» Work to complete:
For the entries that follow, state how many lines include the word "favorites", giving the number and nothing else.

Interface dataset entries

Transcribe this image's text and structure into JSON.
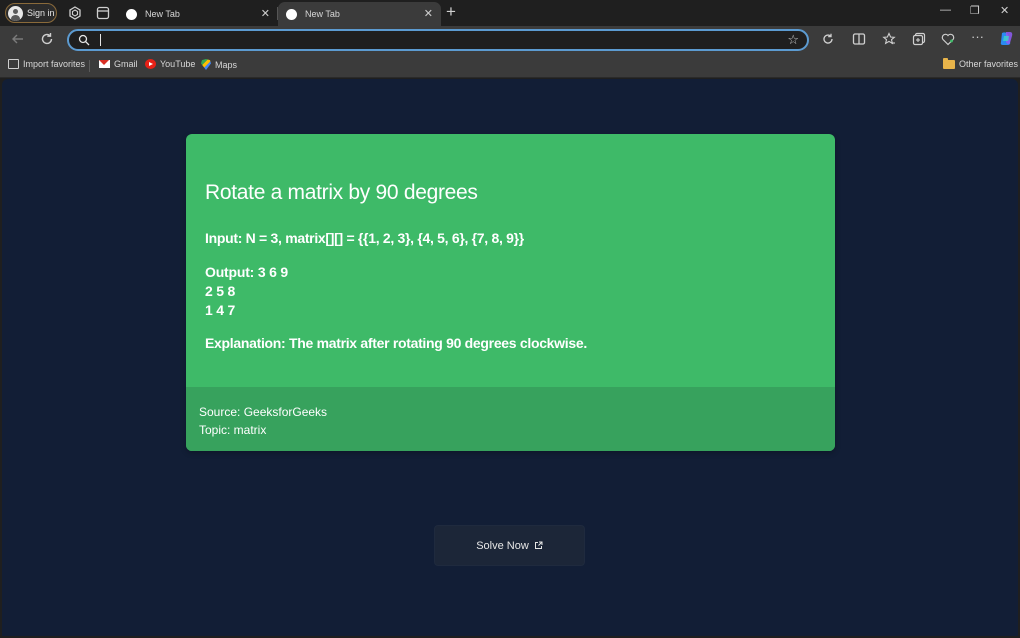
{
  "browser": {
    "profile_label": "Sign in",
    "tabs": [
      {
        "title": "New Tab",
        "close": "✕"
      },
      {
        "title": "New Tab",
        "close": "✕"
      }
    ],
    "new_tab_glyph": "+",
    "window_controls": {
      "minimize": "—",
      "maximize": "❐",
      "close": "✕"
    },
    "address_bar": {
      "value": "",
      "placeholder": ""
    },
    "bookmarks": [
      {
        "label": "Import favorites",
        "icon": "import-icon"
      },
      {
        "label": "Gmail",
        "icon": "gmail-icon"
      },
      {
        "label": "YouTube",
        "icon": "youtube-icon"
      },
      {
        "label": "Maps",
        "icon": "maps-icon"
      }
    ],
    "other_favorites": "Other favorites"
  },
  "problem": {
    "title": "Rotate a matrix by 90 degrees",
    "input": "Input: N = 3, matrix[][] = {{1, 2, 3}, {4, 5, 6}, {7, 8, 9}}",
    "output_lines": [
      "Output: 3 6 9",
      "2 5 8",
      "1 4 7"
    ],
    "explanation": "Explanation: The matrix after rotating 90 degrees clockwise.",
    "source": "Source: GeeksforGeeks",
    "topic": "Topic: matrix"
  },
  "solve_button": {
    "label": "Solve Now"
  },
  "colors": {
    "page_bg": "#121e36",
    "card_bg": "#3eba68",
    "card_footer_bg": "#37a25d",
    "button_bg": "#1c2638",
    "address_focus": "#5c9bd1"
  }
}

» Answer to this problem:
2